» Prompt: A word-for-word repeat of all the data is the goal.

══ Provided entries ══

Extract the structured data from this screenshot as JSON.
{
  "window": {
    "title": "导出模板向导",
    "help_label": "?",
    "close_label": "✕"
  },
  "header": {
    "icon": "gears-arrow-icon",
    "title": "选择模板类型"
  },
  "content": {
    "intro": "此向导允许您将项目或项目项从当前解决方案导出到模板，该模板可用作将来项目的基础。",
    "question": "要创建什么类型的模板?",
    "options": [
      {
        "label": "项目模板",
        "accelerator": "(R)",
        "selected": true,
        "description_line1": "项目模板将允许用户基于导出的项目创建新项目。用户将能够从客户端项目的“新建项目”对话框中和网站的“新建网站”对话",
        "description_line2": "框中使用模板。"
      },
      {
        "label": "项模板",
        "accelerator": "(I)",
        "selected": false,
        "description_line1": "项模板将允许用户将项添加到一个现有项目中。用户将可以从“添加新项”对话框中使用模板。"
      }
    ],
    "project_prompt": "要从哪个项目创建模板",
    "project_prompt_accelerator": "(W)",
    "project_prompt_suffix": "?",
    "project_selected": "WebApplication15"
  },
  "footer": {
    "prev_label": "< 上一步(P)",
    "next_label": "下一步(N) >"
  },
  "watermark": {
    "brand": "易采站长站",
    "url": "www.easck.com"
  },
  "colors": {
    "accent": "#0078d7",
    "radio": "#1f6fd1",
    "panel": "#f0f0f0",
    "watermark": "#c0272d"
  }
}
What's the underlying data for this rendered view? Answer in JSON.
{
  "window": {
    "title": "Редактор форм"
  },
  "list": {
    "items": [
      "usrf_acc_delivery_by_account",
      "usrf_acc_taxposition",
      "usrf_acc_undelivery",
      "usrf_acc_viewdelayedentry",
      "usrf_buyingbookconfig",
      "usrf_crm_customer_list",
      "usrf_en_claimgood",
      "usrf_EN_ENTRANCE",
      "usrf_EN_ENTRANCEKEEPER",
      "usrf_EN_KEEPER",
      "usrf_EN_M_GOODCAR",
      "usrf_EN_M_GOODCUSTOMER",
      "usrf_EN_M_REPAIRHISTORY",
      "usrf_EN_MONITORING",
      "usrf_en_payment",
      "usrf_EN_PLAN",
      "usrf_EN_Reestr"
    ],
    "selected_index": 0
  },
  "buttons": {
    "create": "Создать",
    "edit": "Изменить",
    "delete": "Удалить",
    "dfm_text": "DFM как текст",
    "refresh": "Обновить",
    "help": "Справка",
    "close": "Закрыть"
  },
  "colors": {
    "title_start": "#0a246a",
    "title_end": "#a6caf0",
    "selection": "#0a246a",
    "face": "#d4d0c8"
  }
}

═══

» Worked solution:
Extract the structured data from this screenshot as JSON.
{
  "window": {
    "title": "导出模板向导",
    "help_label": "?",
    "close_label": "✕"
  },
  "header": {
    "icon": "gears-arrow-icon",
    "title": "选择模板类型"
  },
  "content": {
    "intro": "此向导允许您将项目或项目项从当前解决方案导出到模板，该模板可用作将来项目的基础。",
    "question": "要创建什么类型的模板?",
    "options": [
      {
        "label": "项目模板",
        "accelerator": "(R)",
        "selected": true,
        "description_line1": "项目模板将允许用户基于导出的项目创建新项目。用户将能够从客户端项目的“新建项目”对话框中和网站的“新建网站”对话",
        "description_line2": "框中使用模板。"
      },
      {
        "label": "项模板",
        "accelerator": "(I)",
        "selected": false,
        "description_line1": "项模板将允许用户将项添加到一个现有项目中。用户将可以从“添加新项”对话框中使用模板。"
      }
    ],
    "project_prompt": "要从哪个项目创建模板",
    "project_prompt_accelerator": "(W)",
    "project_prompt_suffix": "?",
    "project_selected": "WebApplication15"
  },
  "footer": {
    "prev_label": "< 上一步(P)",
    "next_label": "下一步(N) >"
  },
  "watermark": {
    "brand": "易采站长站",
    "url": "www.easck.com"
  },
  "colors": {
    "accent": "#0078d7",
    "radio": "#1f6fd1",
    "panel": "#f0f0f0",
    "watermark": "#c0272d"
  }
}
What's the underlying data for this rendered view? Answer in JSON.
{
  "window": {
    "title": "Редактор форм"
  },
  "list": {
    "items": [
      "usrf_acc_delivery_by_account",
      "usrf_acc_taxposition",
      "usrf_acc_undelivery",
      "usrf_acc_viewdelayedentry",
      "usrf_buyingbookconfig",
      "usrf_crm_customer_list",
      "usrf_en_claimgood",
      "usrf_EN_ENTRANCE",
      "usrf_EN_ENTRANCEKEEPER",
      "usrf_EN_KEEPER",
      "usrf_EN_M_GOODCAR",
      "usrf_EN_M_GOODCUSTOMER",
      "usrf_EN_M_REPAIRHISTORY",
      "usrf_EN_MONITORING",
      "usrf_en_payment",
      "usrf_EN_PLAN",
      "usrf_EN_Reestr"
    ],
    "selected_index": 0
  },
  "buttons": {
    "create": "Создать",
    "edit": "Изменить",
    "delete": "Удалить",
    "dfm_text": "DFM как текст",
    "refresh": "Обновить",
    "help": "Справка",
    "close": "Закрыть"
  },
  "colors": {
    "title_start": "#0a246a",
    "title_end": "#a6caf0",
    "selection": "#0a246a",
    "face": "#d4d0c8"
  }
}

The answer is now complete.